§ Instructions to follow
Search the data for the word "across" and copy every line where it occurs.

(Interface dataset entries)

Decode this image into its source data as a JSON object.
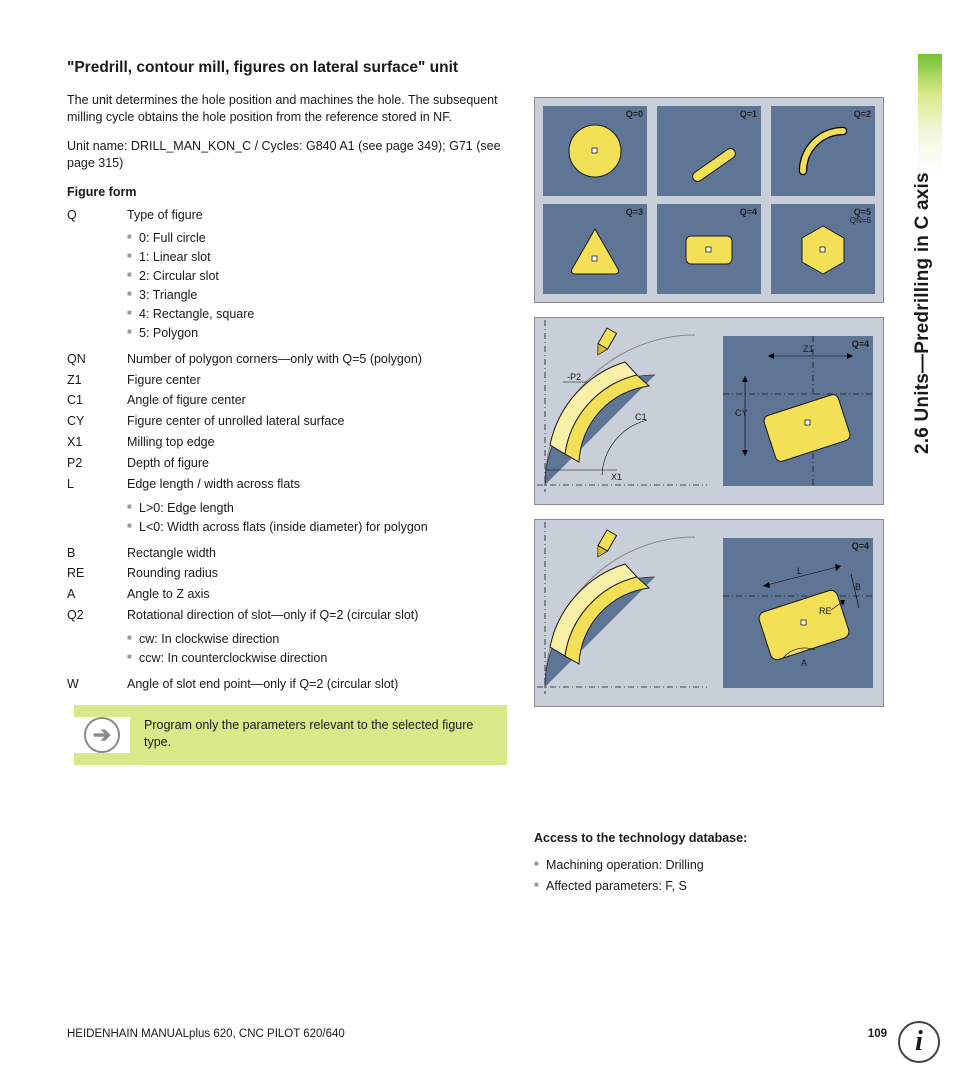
{
  "side_tab": "2.6 Units—Predrilling in C axis",
  "title": "\"Predrill, contour mill, figures on lateral surface\" unit",
  "intro": "The unit determines the hole position and machines the hole. The subsequent milling cycle obtains the hole position from the reference stored in NF.",
  "unitname": "Unit name: DRILL_MAN_KON_C / Cycles: G840 A1 (see page 349); G71 (see page 315)",
  "form_head": "Figure form",
  "params": [
    {
      "code": "Q",
      "desc": "Type of figure",
      "sub": [
        "0: Full circle",
        "1: Linear slot",
        "2: Circular slot",
        "3: Triangle",
        "4: Rectangle, square",
        "5: Polygon"
      ]
    },
    {
      "code": "QN",
      "desc": "Number of polygon corners—only with Q=5 (polygon)"
    },
    {
      "code": "Z1",
      "desc": "Figure center"
    },
    {
      "code": "C1",
      "desc": "Angle of figure center"
    },
    {
      "code": "CY",
      "desc": "Figure center of unrolled lateral surface"
    },
    {
      "code": "X1",
      "desc": "Milling top edge"
    },
    {
      "code": "P2",
      "desc": "Depth of figure"
    },
    {
      "code": "L",
      "desc": "Edge length / width across flats",
      "sub": [
        "L>0: Edge length",
        "L<0: Width across flats (inside diameter) for polygon"
      ]
    },
    {
      "code": "B",
      "desc": "Rectangle width"
    },
    {
      "code": "RE",
      "desc": "Rounding radius"
    },
    {
      "code": "A",
      "desc": "Angle to Z axis"
    },
    {
      "code": "Q2",
      "desc": "Rotational direction of slot—only if Q=2 (circular slot)",
      "sub": [
        "cw: In clockwise direction",
        "ccw: In counterclockwise direction"
      ]
    },
    {
      "code": "W",
      "desc": "Angle of slot end point—only if Q=2 (circular slot)"
    }
  ],
  "note": "Program only the parameters relevant to the selected figure type.",
  "cells": [
    "Q=0",
    "Q=1",
    "Q=2",
    "Q=3",
    "Q=4",
    "Q=5"
  ],
  "cell5_extra": "QN=6",
  "fig_right_lbl": "Q=4",
  "fig2_dims": {
    "z1": "Z1",
    "cy": "CY",
    "p2": "-P2",
    "c1": "C1",
    "x1": "X1"
  },
  "fig3_dims": {
    "l": "L",
    "b": "B",
    "re": "RE",
    "a": "A"
  },
  "tech_head": "Access to the technology database:",
  "tech_items": [
    "Machining operation: Drilling",
    "Affected parameters: F, S"
  ],
  "footer_left": "HEIDENHAIN MANUALplus 620, CNC PILOT 620/640",
  "footer_page": "109"
}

§ Solution to this exercise
      "desc": "Edge length / width across flats",
        "L<0: Width across flats (inside diameter) for polygon"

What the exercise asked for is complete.